━━━━━ Data section ━━━━━

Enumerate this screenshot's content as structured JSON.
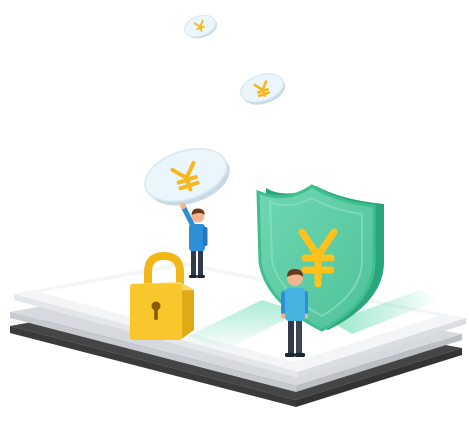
{
  "illustration": {
    "subject": "secure-payment",
    "currency_symbol": "¥",
    "colors": {
      "coin_face": "#eaf5fc",
      "coin_edge": "#c9d9e6",
      "coin_symbol": "#f5b81f",
      "shield_face": "#5ecca6",
      "shield_side": "#2aa67c",
      "shield_rim": "#3fbf8e",
      "shield_symbol": "#ffc21a",
      "lock_body": "#f9c62b",
      "lock_shadow": "#e0aa16",
      "lock_shackle": "#f2b617",
      "lock_keyhole": "#8a5c00",
      "platform_top": "#f3f5f7",
      "platform_mid": "#d6d9dd",
      "platform_bottom": "#454545",
      "person_shirt": "#2d8fd6",
      "person_shirt_light": "#44b3e0",
      "person_pants": "#2f3a4a",
      "person_hair": "#6b3a1e",
      "person_skin": "#f3b590",
      "glow": "#46d3a0"
    },
    "icons": [
      "coin-icon",
      "shield-icon",
      "padlock-icon",
      "person-icon"
    ]
  }
}
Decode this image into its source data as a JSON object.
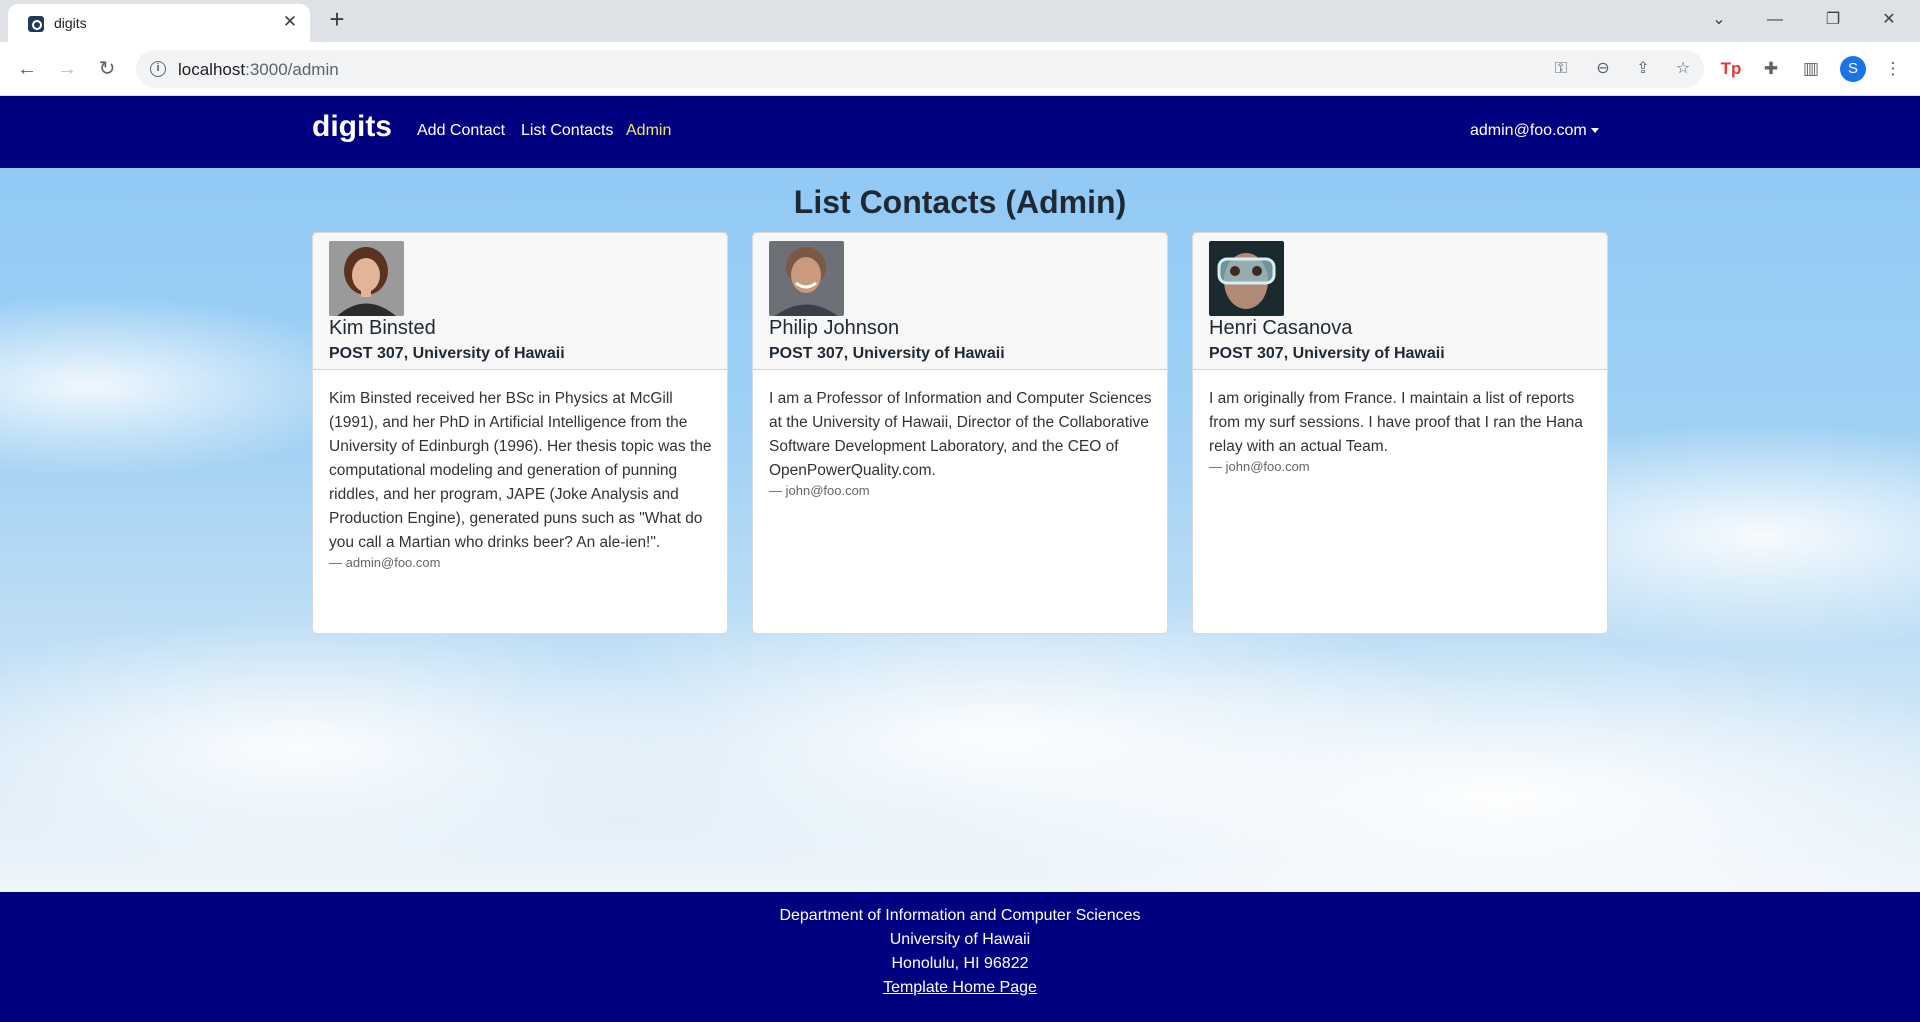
{
  "browser": {
    "tab_title": "digits",
    "url_host": "localhost",
    "url_path": ":3000/admin",
    "profile_initial": "S"
  },
  "navbar": {
    "brand": "digits",
    "links": [
      "Add Contact",
      "List Contacts",
      "Admin"
    ],
    "active_link": "Admin",
    "user": "admin@foo.com"
  },
  "page": {
    "title": "List Contacts (Admin)"
  },
  "contacts": [
    {
      "name": "Kim Binsted",
      "address": "POST 307, University of Hawaii",
      "description": "Kim Binsted received her BSc in Physics at McGill (1991), and her PhD in Artificial Intelligence from the University of Edinburgh (1996). Her thesis topic was the computational modeling and generation of punning riddles, and her program, JAPE (Joke Analysis and Production Engine), generated puns such as \"What do you call a Martian who drinks beer? An ale-ien!\".",
      "owner": "— admin@foo.com"
    },
    {
      "name": "Philip Johnson",
      "address": "POST 307, University of Hawaii",
      "description": "I am a Professor of Information and Computer Sciences at the University of Hawaii, Director of the Collaborative Software Development Laboratory, and the CEO of OpenPowerQuality.com.",
      "owner": "— john@foo.com"
    },
    {
      "name": "Henri Casanova",
      "address": "POST 307, University of Hawaii",
      "description": "I am originally from France. I maintain a list of reports from my surf sessions. I have proof that I ran the Hana relay with an actual Team.",
      "owner": "— john@foo.com"
    }
  ],
  "footer": {
    "line1": "Department of Information and Computer Sciences",
    "line2": "University of Hawaii",
    "line3": "Honolulu, HI 96822",
    "link": "Template Home Page"
  },
  "colors": {
    "navbar_bg": "#000080",
    "active_link": "#f5e46b",
    "footer_bg": "#000080"
  }
}
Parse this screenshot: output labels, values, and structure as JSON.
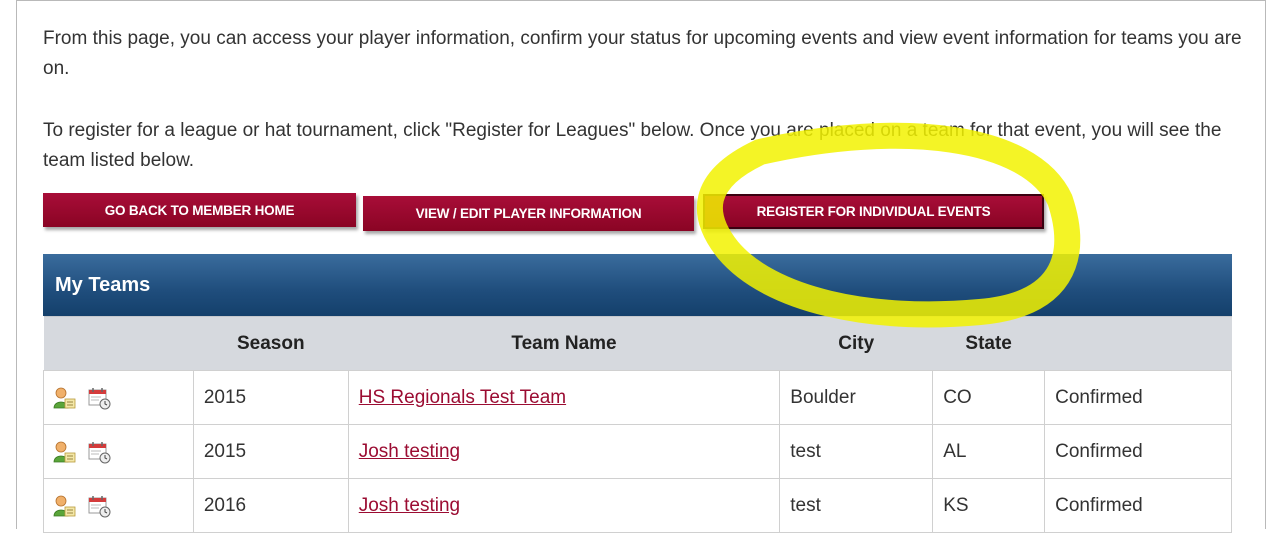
{
  "intro": {
    "paragraph_1": "From this page, you can access your player information, confirm your status for upcoming events and view event information for teams you are on.",
    "paragraph_2": "To register for a league or hat tournament, click \"Register for Leagues\" below.  Once you are placed on a team for that event, you will see the team listed below."
  },
  "buttons": {
    "home": "GO BACK TO MEMBER HOME",
    "player": "VIEW / EDIT PLAYER INFORMATION",
    "register": "REGISTER FOR INDIVIDUAL EVENTS"
  },
  "teams": {
    "title": "My Teams",
    "columns": {
      "icons": "",
      "season": "Season",
      "team_name": "Team Name",
      "city": "City",
      "state": "State",
      "status": ""
    },
    "rows": [
      {
        "season": "2015",
        "team_name": "HS Regionals Test Team",
        "city": "Boulder",
        "state": "CO",
        "status": "Confirmed"
      },
      {
        "season": "2015",
        "team_name": "Josh testing",
        "city": "test",
        "state": "AL",
        "status": "Confirmed"
      },
      {
        "season": "2016",
        "team_name": "Josh testing",
        "city": "test",
        "state": "KS",
        "status": "Confirmed"
      }
    ]
  },
  "colors": {
    "button": "#9b0a30",
    "header_blue": "#1f4d7c",
    "link": "#9b0c32",
    "highlight": "#f2f200"
  },
  "icons": {
    "row_player": "player-profile-icon",
    "row_schedule": "calendar-clock-icon"
  }
}
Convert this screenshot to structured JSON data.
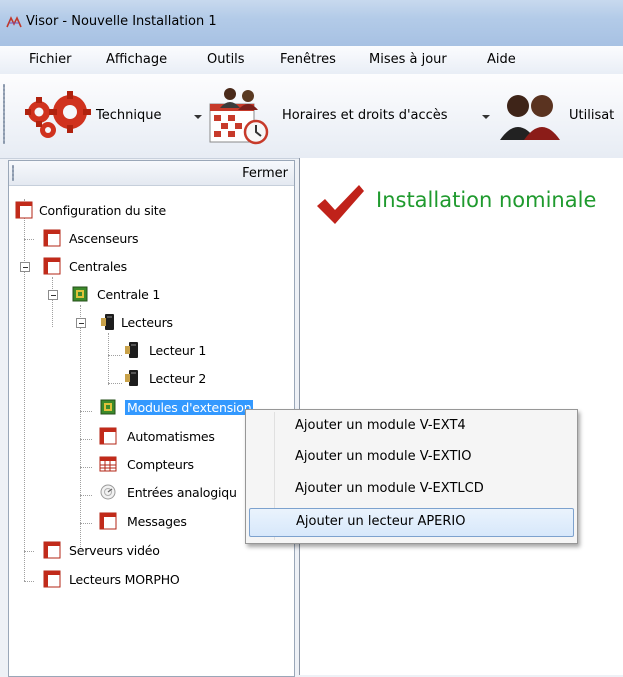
{
  "window": {
    "title": "Visor - Nouvelle Installation 1"
  },
  "menu": [
    "Fichier",
    "Affichage",
    "Outils",
    "Fenêtres",
    "Mises à jour",
    "Aide"
  ],
  "toolbar": {
    "technique": "Technique",
    "horaires": "Horaires et droits d'accès",
    "utilisateurs": "Utilisat"
  },
  "left_panel": {
    "close_label": "Fermer",
    "tree": {
      "root": "Configuration du site",
      "ascenseurs": "Ascenseurs",
      "centrales": "Centrales",
      "centrale1": "Centrale 1",
      "lecteurs": "Lecteurs",
      "lecteur1": "Lecteur 1",
      "lecteur2": "Lecteur 2",
      "modules": "Modules d'extension",
      "automatismes": "Automatismes",
      "compteurs": "Compteurs",
      "entrees": "Entrées analogiqu",
      "messages": "Messages",
      "serveurs": "Serveurs vidéo",
      "morpho": "Lecteurs MORPHO"
    }
  },
  "main": {
    "status": "Installation nominale"
  },
  "context_menu": [
    "Ajouter un module V-EXT4",
    "Ajouter un module V-EXTIO",
    "Ajouter un module V-EXTLCD",
    "Ajouter un lecteur APERIO"
  ]
}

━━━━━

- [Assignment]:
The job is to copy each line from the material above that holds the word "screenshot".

- [Expected answer]:
Enumerate this screenshot's content as structured JSON.
Parse this screenshot: output labels, values, and structure as JSON.
Convert this screenshot to structured JSON data.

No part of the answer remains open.